#### Exercise goal:
An exact copy of all the data is required, with pictures left out.

---

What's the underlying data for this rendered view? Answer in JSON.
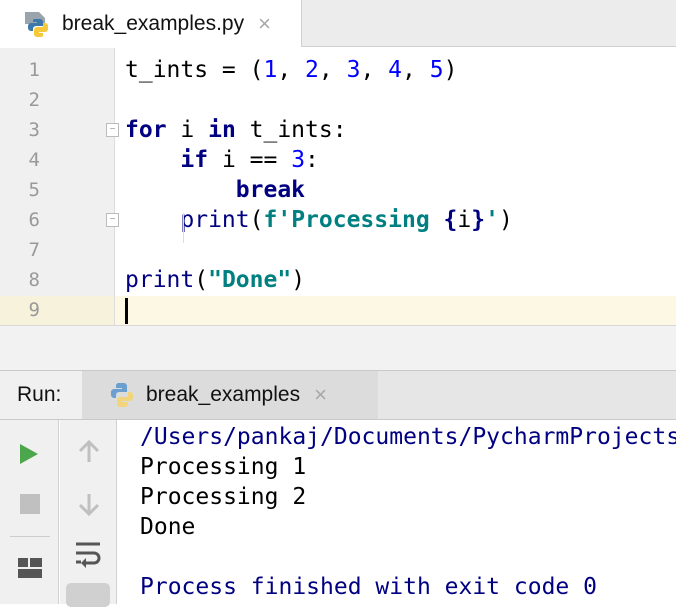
{
  "editor_tab": {
    "filename": "break_examples.py",
    "close": "×"
  },
  "editor": {
    "line_numbers": [
      "1",
      "2",
      "3",
      "4",
      "5",
      "6",
      "7",
      "8",
      "9"
    ],
    "lines": [
      [
        [
          "plain",
          "t_ints = ("
        ],
        [
          "num",
          "1"
        ],
        [
          "plain",
          ", "
        ],
        [
          "num",
          "2"
        ],
        [
          "plain",
          ", "
        ],
        [
          "num",
          "3"
        ],
        [
          "plain",
          ", "
        ],
        [
          "num",
          "4"
        ],
        [
          "plain",
          ", "
        ],
        [
          "num",
          "5"
        ],
        [
          "plain",
          ")"
        ]
      ],
      [],
      [
        [
          "kw",
          "for"
        ],
        [
          "plain",
          " i "
        ],
        [
          "kw",
          "in"
        ],
        [
          "plain",
          " t_ints:"
        ]
      ],
      [
        [
          "plain",
          "    "
        ],
        [
          "kw",
          "if"
        ],
        [
          "plain",
          " i == "
        ],
        [
          "num",
          "3"
        ],
        [
          "plain",
          ":"
        ]
      ],
      [
        [
          "plain",
          "        "
        ],
        [
          "kw",
          "break"
        ]
      ],
      [
        [
          "plain",
          "    "
        ],
        [
          "bi",
          "print"
        ],
        [
          "plain",
          "("
        ],
        [
          "str",
          "f'Processing "
        ],
        [
          "br",
          "{"
        ],
        [
          "plain",
          "i"
        ],
        [
          "br",
          "}"
        ],
        [
          "str",
          "'"
        ],
        [
          "plain",
          ")"
        ]
      ],
      [],
      [
        [
          "bi",
          "print"
        ],
        [
          "plain",
          "("
        ],
        [
          "str",
          "\"Done\""
        ],
        [
          "plain",
          ")"
        ]
      ],
      []
    ],
    "current_line": "9"
  },
  "run_panel": {
    "label": "Run:",
    "tab": "break_examples",
    "close": "×",
    "output": [
      {
        "text": "/Users/pankaj/Documents/PycharmProjects",
        "style": "navy"
      },
      {
        "text": "Processing 1",
        "style": "plain"
      },
      {
        "text": "Processing 2",
        "style": "plain"
      },
      {
        "text": "Done",
        "style": "plain"
      },
      {
        "text": "",
        "style": "plain"
      },
      {
        "text": "Process finished with exit code 0",
        "style": "navy"
      }
    ]
  }
}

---

#### Exercise output:
What's the underlying data for this rendered view? Answer in JSON.
{
  "editor_tab": {
    "filename": "break_examples.py",
    "close": "×"
  },
  "editor": {
    "line_numbers": [
      "1",
      "2",
      "3",
      "4",
      "5",
      "6",
      "7",
      "8",
      "9"
    ],
    "lines": [
      [
        [
          "plain",
          "t_ints = ("
        ],
        [
          "num",
          "1"
        ],
        [
          "plain",
          ", "
        ],
        [
          "num",
          "2"
        ],
        [
          "plain",
          ", "
        ],
        [
          "num",
          "3"
        ],
        [
          "plain",
          ", "
        ],
        [
          "num",
          "4"
        ],
        [
          "plain",
          ", "
        ],
        [
          "num",
          "5"
        ],
        [
          "plain",
          ")"
        ]
      ],
      [],
      [
        [
          "kw",
          "for"
        ],
        [
          "plain",
          " i "
        ],
        [
          "kw",
          "in"
        ],
        [
          "plain",
          " t_ints:"
        ]
      ],
      [
        [
          "plain",
          "    "
        ],
        [
          "kw",
          "if"
        ],
        [
          "plain",
          " i == "
        ],
        [
          "num",
          "3"
        ],
        [
          "plain",
          ":"
        ]
      ],
      [
        [
          "plain",
          "        "
        ],
        [
          "kw",
          "break"
        ]
      ],
      [
        [
          "plain",
          "    "
        ],
        [
          "bi",
          "print"
        ],
        [
          "plain",
          "("
        ],
        [
          "str",
          "f'Processing "
        ],
        [
          "br",
          "{"
        ],
        [
          "plain",
          "i"
        ],
        [
          "br",
          "}"
        ],
        [
          "str",
          "'"
        ],
        [
          "plain",
          ")"
        ]
      ],
      [],
      [
        [
          "bi",
          "print"
        ],
        [
          "plain",
          "("
        ],
        [
          "str",
          "\"Done\""
        ],
        [
          "plain",
          ")"
        ]
      ],
      []
    ],
    "current_line": "9"
  },
  "run_panel": {
    "label": "Run:",
    "tab": "break_examples",
    "close": "×",
    "output": [
      {
        "text": "/Users/pankaj/Documents/PycharmProjects",
        "style": "navy"
      },
      {
        "text": "Processing 1",
        "style": "plain"
      },
      {
        "text": "Processing 2",
        "style": "plain"
      },
      {
        "text": "Done",
        "style": "plain"
      },
      {
        "text": "",
        "style": "plain"
      },
      {
        "text": "Process finished with exit code 0",
        "style": "navy"
      }
    ]
  }
}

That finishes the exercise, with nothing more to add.